The problem:
Starting at the first line and ending at the last, reproduce the records below exactly.

--- START ---

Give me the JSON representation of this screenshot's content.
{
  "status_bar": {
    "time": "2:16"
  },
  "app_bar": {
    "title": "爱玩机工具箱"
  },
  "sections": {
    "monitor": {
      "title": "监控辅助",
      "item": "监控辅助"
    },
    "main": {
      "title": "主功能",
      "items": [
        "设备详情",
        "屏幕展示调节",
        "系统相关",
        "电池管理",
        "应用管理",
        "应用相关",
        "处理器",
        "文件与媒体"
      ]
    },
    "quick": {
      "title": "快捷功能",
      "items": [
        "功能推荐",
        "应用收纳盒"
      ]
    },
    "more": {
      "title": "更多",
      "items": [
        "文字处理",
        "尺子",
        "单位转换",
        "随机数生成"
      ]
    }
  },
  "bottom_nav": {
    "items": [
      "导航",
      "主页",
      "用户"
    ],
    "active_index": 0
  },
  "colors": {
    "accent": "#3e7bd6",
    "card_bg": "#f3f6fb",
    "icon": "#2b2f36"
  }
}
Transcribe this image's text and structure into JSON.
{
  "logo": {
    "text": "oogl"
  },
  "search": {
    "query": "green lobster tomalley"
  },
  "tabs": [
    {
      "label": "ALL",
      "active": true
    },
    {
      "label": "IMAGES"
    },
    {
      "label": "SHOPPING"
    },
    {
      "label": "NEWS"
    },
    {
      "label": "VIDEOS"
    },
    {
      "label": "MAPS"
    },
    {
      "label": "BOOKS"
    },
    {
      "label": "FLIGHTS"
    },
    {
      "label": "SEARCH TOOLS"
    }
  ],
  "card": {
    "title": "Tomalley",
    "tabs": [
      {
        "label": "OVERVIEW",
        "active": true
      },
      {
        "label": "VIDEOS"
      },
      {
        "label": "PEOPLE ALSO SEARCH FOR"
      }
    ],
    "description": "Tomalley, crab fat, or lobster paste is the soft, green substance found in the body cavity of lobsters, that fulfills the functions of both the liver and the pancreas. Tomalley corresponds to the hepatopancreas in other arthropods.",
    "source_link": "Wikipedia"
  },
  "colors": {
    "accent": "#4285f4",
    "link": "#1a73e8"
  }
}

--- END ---

Your solution:
Give me the JSON representation of this screenshot's content.
{
  "status_bar": {
    "time": "2:16"
  },
  "app_bar": {
    "title": "爱玩机工具箱"
  },
  "sections": {
    "monitor": {
      "title": "监控辅助",
      "item": "监控辅助"
    },
    "main": {
      "title": "主功能",
      "items": [
        "设备详情",
        "屏幕展示调节",
        "系统相关",
        "电池管理",
        "应用管理",
        "应用相关",
        "处理器",
        "文件与媒体"
      ]
    },
    "quick": {
      "title": "快捷功能",
      "items": [
        "功能推荐",
        "应用收纳盒"
      ]
    },
    "more": {
      "title": "更多",
      "items": [
        "文字处理",
        "尺子",
        "单位转换",
        "随机数生成"
      ]
    }
  },
  "bottom_nav": {
    "items": [
      "导航",
      "主页",
      "用户"
    ],
    "active_index": 0
  },
  "colors": {
    "accent": "#3e7bd6",
    "card_bg": "#f3f6fb",
    "icon": "#2b2f36"
  }
}
Transcribe this image's text and structure into JSON.
{
  "logo": {
    "text": "oogl"
  },
  "search": {
    "query": "green lobster tomalley"
  },
  "tabs": [
    {
      "label": "ALL",
      "active": true
    },
    {
      "label": "IMAGES"
    },
    {
      "label": "SHOPPING"
    },
    {
      "label": "NEWS"
    },
    {
      "label": "VIDEOS"
    },
    {
      "label": "MAPS"
    },
    {
      "label": "BOOKS"
    },
    {
      "label": "FLIGHTS"
    },
    {
      "label": "SEARCH TOOLS"
    }
  ],
  "card": {
    "title": "Tomalley",
    "tabs": [
      {
        "label": "OVERVIEW",
        "active": true
      },
      {
        "label": "VIDEOS"
      },
      {
        "label": "PEOPLE ALSO SEARCH FOR"
      }
    ],
    "description": "Tomalley, crab fat, or lobster paste is the soft, green substance found in the body cavity of lobsters, that fulfills the functions of both the liver and the pancreas. Tomalley corresponds to the hepatopancreas in other arthropods.",
    "source_link": "Wikipedia"
  },
  "colors": {
    "accent": "#4285f4",
    "link": "#1a73e8"
  }
}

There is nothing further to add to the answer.